Tis the season for Holiday Parties with work engagements, family and social events, so how do you navigate a healthy lifestyle and nutrition amidst holiday sugar bliss?
The key is to eat mindfully.
Mindful eating is the process of paying attention to your eating experience
It is a mindset that requires you to trust your natural instincts and listen to your body’s natural hunger and fullness cues.
When you eat mindfully, you check in with the way that food makes you feel. You can change your focus to enjoying whole foods in natural colors, rather than focusing on needing to restrict foods to stay on track with health goals.
To learn to eat mindfully, start by practicing mindful eating during prep and cooking:

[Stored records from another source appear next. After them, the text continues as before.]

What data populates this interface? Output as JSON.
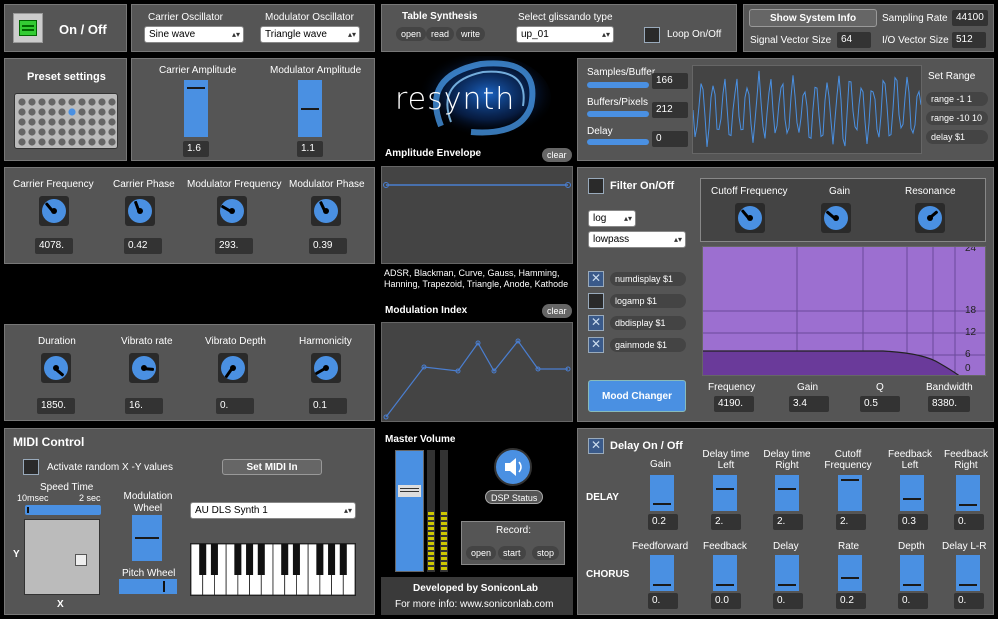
{
  "top": {
    "onoff": "On / Off",
    "carrier_osc_label": "Carrier Oscillator",
    "carrier_osc_value": "Sine wave",
    "mod_osc_label": "Modulator Oscillator",
    "mod_osc_value": "Triangle wave",
    "table_synth": "Table Synthesis",
    "open": "open",
    "read": "read",
    "write": "write",
    "gliss_label": "Select glissando type",
    "gliss_value": "up_01",
    "loop": "Loop On/Off",
    "show_sys": "Show System Info",
    "sampling_rate_label": "Sampling Rate",
    "sampling_rate": "44100",
    "svs_label": "Signal Vector Size",
    "svs": "64",
    "io_label": "I/O Vector Size",
    "io": "512"
  },
  "preset": {
    "title": "Preset settings"
  },
  "amps": {
    "carrier_label": "Carrier Amplitude",
    "carrier_value": "1.6",
    "carrier_level": 0.9,
    "mod_label": "Modulator Amplitude",
    "mod_value": "1.1",
    "mod_level": 0.5
  },
  "logo": {
    "text": "resynth"
  },
  "envelope": {
    "title": "Amplitude Envelope",
    "clear": "clear",
    "types": "ADSR, Blackman, Curve, Gauss, Hamming, Hanning, Trapezoid, Triangle, Anode, Kathode"
  },
  "modindex": {
    "title": "Modulation Index",
    "clear": "clear"
  },
  "buffers": {
    "samples_label": "Samples/Buffer",
    "samples": "166",
    "buffers_label": "Buffers/Pixels",
    "buffers": "212",
    "delay_label": "Delay",
    "delay": "0",
    "setrange": "Set Range",
    "r1": "range -1 1",
    "r2": "range -10 10",
    "r3": "delay $1"
  },
  "freqs": {
    "cf_label": "Carrier Frequency",
    "cf": "4078.",
    "cp_label": "Carrier Phase",
    "cp": "0.42",
    "mf_label": "Modulator Frequency",
    "mf": "293.",
    "mp_label": "Modulator Phase",
    "mp": "0.39"
  },
  "vib": {
    "dur_label": "Duration",
    "dur": "1850.",
    "vr_label": "Vibrato rate",
    "vr": "16.",
    "vd_label": "Vibrato Depth",
    "vd": "0.",
    "harm_label": "Harmonicity",
    "harm": "0.1"
  },
  "filter": {
    "title": "Filter On/Off",
    "scale": "log",
    "type": "lowpass",
    "cutoff_label": "Cutoff Frequency",
    "gain_label": "Gain",
    "res_label": "Resonance",
    "m1": "numdisplay $1",
    "m2": "logamp $1",
    "m3": "dbdisplay $1",
    "m4": "gainmode $1",
    "mood": "Mood Changer",
    "freq_label": "Frequency",
    "freq": "4190.",
    "gain2_label": "Gain",
    "gain2": "3.4",
    "q_label": "Q",
    "q": "0.5",
    "bw_label": "Bandwidth",
    "bw": "8380.",
    "ticks": [
      "24",
      "18",
      "12",
      "6",
      "0"
    ]
  },
  "midi": {
    "title": "MIDI Control",
    "activate": "Activate random X -Y values",
    "set_midi": "Set MIDI In",
    "speed": "Speed Time",
    "min": "10msec",
    "max": "2 sec",
    "y": "Y",
    "x": "X",
    "modwheel": "Modulation Wheel",
    "pitchwheel": "Pitch Wheel",
    "synth": "AU DLS Synth 1"
  },
  "master": {
    "title": "Master Volume",
    "dsp": "DSP Status",
    "record": "Record:",
    "open": "open",
    "start": "start",
    "stop": "stop",
    "dev": "Developed by SoniconLab",
    "info": "For more info: www.soniconlab.com"
  },
  "delay": {
    "title": "Delay On / Off",
    "delay_label": "DELAY",
    "chorus_label": "CHORUS",
    "d_labels": [
      "Gain",
      "Delay time Left",
      "Delay time Right",
      "Cutoff Frequency",
      "Feedback Left",
      "Feedback Right"
    ],
    "d_values": [
      "0.2",
      "2.",
      "2.",
      "2.",
      "0.3",
      "0."
    ],
    "d_levels": [
      0.15,
      0.65,
      0.65,
      0.95,
      0.3,
      0.1
    ],
    "c_labels": [
      "Feedforward",
      "Feedback",
      "Delay",
      "Rate",
      "Depth",
      "Delay L-R"
    ],
    "c_values": [
      "0.",
      "0.0",
      "0.",
      "0.2",
      "0.",
      "0."
    ],
    "c_levels": [
      0.1,
      0.1,
      0.1,
      0.35,
      0.1,
      0.1
    ]
  },
  "colors": {
    "accent": "#4a90e2",
    "panel": "#555555",
    "filter_fill": "#9c6fd0"
  }
}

- What does the food look like? Is it appealing, or unappealing? Are there many colors of the food in the meal?
- What do you hear? Is the food sizzling?
- What does the food smell like? Are there smells other than the food?
- How does the food feel in your hands? What’s the texture like?
Then practice eating mindfully during a meal:
- Place the food in your mouth and resist chewing it for a few moments. Notice if it has any taste before chewing.
- Once chewing, does the taste change? How is the texture. Chew your food completely (at least 20 chews per bite).
- Digestion starts in the mouth, so this practice helps with indigestion as well.
- Notice how the food feels descending from your esophagus to your stomach.
Before a Party or Holiday Meal, Prepare:
- Start your day mindfully, or with exercise. When you start your day on a healthy note, you’ll be more likely to continue on this pattern during the day’s events.
- Hydrate before the meal. Drink 1-2 glasses of water.
- Take a few deep breaths and pull your attention to your breaths to center yourself before you begin eating.
- Give yourself permission to enjoy the meal. Reflect with gratitude for whole foods.
Listen to Your Body Through the Meal:
- Recognize when you have had enough to eat, or when you want more.
- Take time to do this by putting your fork down between bites.
- Chew the food slowly. Try to recognize ingredients.
- A sign of fullness is that food becomes less appetizing, or doesn’t taste as good as it did when you began the meal.
- Watch out for sugary appetizers. Significant intake of sugar and processed foods can also disrupt the body’s natural fullness cues.
- Instead, choose foods with quality protein and fats, and fill your plate with mostly veggies so you can experience fullness without regret.
- Then, waiting a few minutes before getting seconds can also help your body become more attuned to hunger and fullness cues.